*WORK TASK*
Each entry below must be written out exactly, with pictures left out.

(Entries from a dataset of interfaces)
++++++++++

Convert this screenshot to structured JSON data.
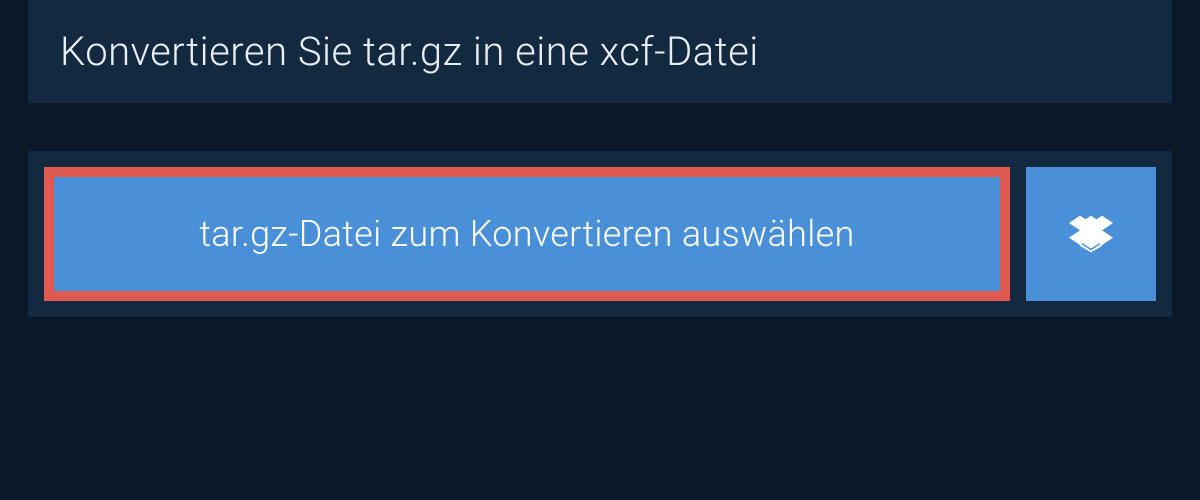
{
  "header": {
    "title": "Konvertieren Sie tar.gz in eine xcf-Datei"
  },
  "upload": {
    "select_label": "tar.gz-Datei zum Konvertieren auswählen",
    "dropbox_icon": "dropbox"
  },
  "colors": {
    "background": "#0a1829",
    "panel": "#13293f",
    "button": "#4a90d9",
    "highlight_border": "#e05a52",
    "text_light": "#e8eef4",
    "text_white": "#ffffff"
  }
}
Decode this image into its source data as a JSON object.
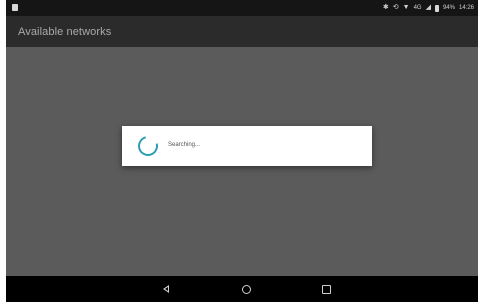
{
  "status_bar": {
    "network_type": "4G",
    "battery_percent": "94%",
    "time": "14:26",
    "icons": [
      "notification-icon",
      "bluetooth-icon",
      "data-sync-icon",
      "wifi-icon",
      "signal-icon",
      "battery-icon"
    ]
  },
  "toolbar": {
    "title": "Available networks"
  },
  "list": {
    "items": [
      "",
      ""
    ]
  },
  "dialog": {
    "message": "Searching...",
    "spinner_color": "#2a9db3"
  },
  "nav_bar": {
    "buttons": [
      "back-icon",
      "home-icon",
      "recents-icon"
    ]
  }
}
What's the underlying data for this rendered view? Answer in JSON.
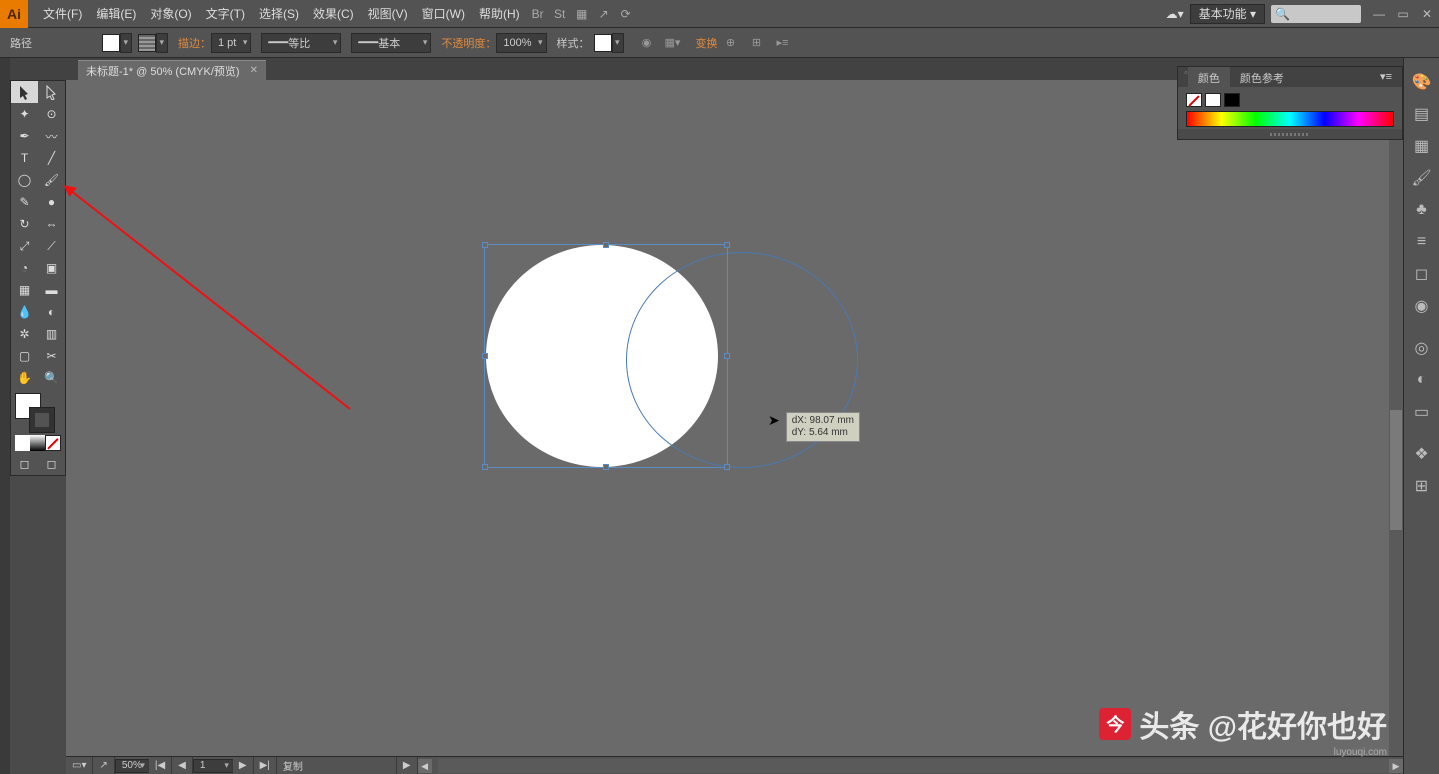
{
  "app": {
    "logo": "Ai"
  },
  "menu": {
    "items": [
      "文件(F)",
      "编辑(E)",
      "对象(O)",
      "文字(T)",
      "选择(S)",
      "效果(C)",
      "视图(V)",
      "窗口(W)",
      "帮助(H)"
    ],
    "workspace_label": "基本功能",
    "search_placeholder": ""
  },
  "options": {
    "selection_label": "路径",
    "stroke_label": "描边：",
    "stroke_weight": "1 pt",
    "brush_profile": "等比",
    "brush_def": "基本",
    "opacity_label": "不透明度：",
    "opacity_value": "100%",
    "style_label": "样式：",
    "transform_label": "变换"
  },
  "document": {
    "tab_title": "未标题-1* @ 50% (CMYK/预览)"
  },
  "color_panel": {
    "tab_color": "颜色",
    "tab_guide": "颜色参考"
  },
  "measure": {
    "dx_label": "dX:",
    "dx_value": "98.07 mm",
    "dy_label": "dY:",
    "dy_value": "5.64 mm"
  },
  "status": {
    "zoom": "50%",
    "page_nav": "1",
    "action": "复制"
  },
  "watermark": {
    "prefix": "头条",
    "text": "@花好你也好",
    "sub": "luyouqi.com"
  }
}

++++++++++

*OUTPUT FOR THIS EXERCISE*
Convert this screenshot to structured JSON data.
{
  "header": {
    "title": "Konvertieren Sie tar.gz in eine xcf-Datei"
  },
  "upload": {
    "select_label": "tar.gz-Datei zum Konvertieren auswählen",
    "dropbox_icon": "dropbox"
  },
  "colors": {
    "background": "#0a1829",
    "panel": "#13293f",
    "button": "#4a90d9",
    "highlight_border": "#e05a52",
    "text_light": "#e8eef4",
    "text_white": "#ffffff"
  }
}
Decode this image into its source data as a JSON object.
{
  "status_bar": {
    "network_type": "4G",
    "battery_percent": "94%",
    "time": "14:26",
    "icons": [
      "notification-icon",
      "bluetooth-icon",
      "data-sync-icon",
      "wifi-icon",
      "signal-icon",
      "battery-icon"
    ]
  },
  "toolbar": {
    "title": "Available networks"
  },
  "list": {
    "items": [
      "",
      ""
    ]
  },
  "dialog": {
    "message": "Searching...",
    "spinner_color": "#2a9db3"
  },
  "nav_bar": {
    "buttons": [
      "back-icon",
      "home-icon",
      "recents-icon"
    ]
  }
}
What's the underlying data for this rendered view? Answer in JSON.
{
  "app": {
    "logo": "Ai"
  },
  "menu": {
    "items": [
      "文件(F)",
      "编辑(E)",
      "对象(O)",
      "文字(T)",
      "选择(S)",
      "效果(C)",
      "视图(V)",
      "窗口(W)",
      "帮助(H)"
    ],
    "workspace_label": "基本功能",
    "search_placeholder": ""
  },
  "options": {
    "selection_label": "路径",
    "stroke_label": "描边：",
    "stroke_weight": "1 pt",
    "brush_profile": "等比",
    "brush_def": "基本",
    "opacity_label": "不透明度：",
    "opacity_value": "100%",
    "style_label": "样式：",
    "transform_label": "变换"
  },
  "document": {
    "tab_title": "未标题-1* @ 50% (CMYK/预览)"
  },
  "color_panel": {
    "tab_color": "颜色",
    "tab_guide": "颜色参考"
  },
  "measure": {
    "dx_label": "dX:",
    "dx_value": "98.07 mm",
    "dy_label": "dY:",
    "dy_value": "5.64 mm"
  },
  "status": {
    "zoom": "50%",
    "page_nav": "1",
    "action": "复制"
  },
  "watermark": {
    "prefix": "头条",
    "text": "@花好你也好",
    "sub": "luyouqi.com"
  }
}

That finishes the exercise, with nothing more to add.